Scan the data below and give the number of lines that include the word "movie", with no other words.

─── THE RECORDS ───

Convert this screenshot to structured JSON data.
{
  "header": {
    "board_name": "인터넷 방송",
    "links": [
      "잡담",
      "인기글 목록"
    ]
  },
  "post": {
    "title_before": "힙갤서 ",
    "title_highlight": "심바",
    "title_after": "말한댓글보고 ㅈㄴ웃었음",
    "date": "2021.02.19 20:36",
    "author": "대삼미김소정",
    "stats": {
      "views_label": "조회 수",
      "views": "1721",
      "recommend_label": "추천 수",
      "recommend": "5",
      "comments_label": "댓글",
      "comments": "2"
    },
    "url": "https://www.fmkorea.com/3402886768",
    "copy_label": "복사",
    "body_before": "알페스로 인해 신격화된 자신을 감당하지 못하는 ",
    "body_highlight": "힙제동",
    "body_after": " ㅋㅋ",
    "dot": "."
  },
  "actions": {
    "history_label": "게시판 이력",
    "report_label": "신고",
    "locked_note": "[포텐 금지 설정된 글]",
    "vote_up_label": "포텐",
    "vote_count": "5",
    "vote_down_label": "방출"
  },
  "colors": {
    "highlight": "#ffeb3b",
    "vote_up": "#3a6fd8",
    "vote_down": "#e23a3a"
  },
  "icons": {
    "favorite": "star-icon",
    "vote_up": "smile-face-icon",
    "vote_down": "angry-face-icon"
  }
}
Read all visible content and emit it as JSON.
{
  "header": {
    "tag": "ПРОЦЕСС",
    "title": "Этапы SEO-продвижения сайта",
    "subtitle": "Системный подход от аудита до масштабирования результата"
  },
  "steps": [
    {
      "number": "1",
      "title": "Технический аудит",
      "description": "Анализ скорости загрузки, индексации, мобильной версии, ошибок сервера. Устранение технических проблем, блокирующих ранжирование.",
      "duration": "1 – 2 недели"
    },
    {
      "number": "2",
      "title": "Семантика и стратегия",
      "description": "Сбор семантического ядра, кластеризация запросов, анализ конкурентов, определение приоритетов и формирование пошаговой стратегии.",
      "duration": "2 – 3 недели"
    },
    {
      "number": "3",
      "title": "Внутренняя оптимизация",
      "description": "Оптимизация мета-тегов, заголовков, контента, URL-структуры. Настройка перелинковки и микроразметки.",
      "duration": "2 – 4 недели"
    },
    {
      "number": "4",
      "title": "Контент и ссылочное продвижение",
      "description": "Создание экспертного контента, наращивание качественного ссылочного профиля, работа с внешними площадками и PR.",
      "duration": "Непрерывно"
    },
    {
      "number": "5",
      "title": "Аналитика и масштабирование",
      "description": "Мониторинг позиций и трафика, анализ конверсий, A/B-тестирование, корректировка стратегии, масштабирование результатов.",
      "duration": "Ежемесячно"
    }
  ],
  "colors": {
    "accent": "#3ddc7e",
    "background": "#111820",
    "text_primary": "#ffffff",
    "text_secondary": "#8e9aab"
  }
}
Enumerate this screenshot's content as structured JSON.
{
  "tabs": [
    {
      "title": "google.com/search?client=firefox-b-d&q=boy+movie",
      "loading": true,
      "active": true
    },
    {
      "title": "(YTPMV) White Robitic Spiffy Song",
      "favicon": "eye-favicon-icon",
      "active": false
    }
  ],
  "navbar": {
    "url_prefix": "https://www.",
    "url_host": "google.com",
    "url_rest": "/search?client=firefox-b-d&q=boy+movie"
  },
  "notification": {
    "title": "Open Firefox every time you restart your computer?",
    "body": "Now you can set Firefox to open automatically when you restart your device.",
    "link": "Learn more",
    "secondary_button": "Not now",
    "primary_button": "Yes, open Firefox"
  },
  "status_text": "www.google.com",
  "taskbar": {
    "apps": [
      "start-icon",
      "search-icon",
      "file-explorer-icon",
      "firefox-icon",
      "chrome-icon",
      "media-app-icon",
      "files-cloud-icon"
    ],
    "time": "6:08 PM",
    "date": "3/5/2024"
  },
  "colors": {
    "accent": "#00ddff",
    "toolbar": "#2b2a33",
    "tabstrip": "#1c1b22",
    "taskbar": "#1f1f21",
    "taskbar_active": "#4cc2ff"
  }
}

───

## SOLVED EXERCISE
2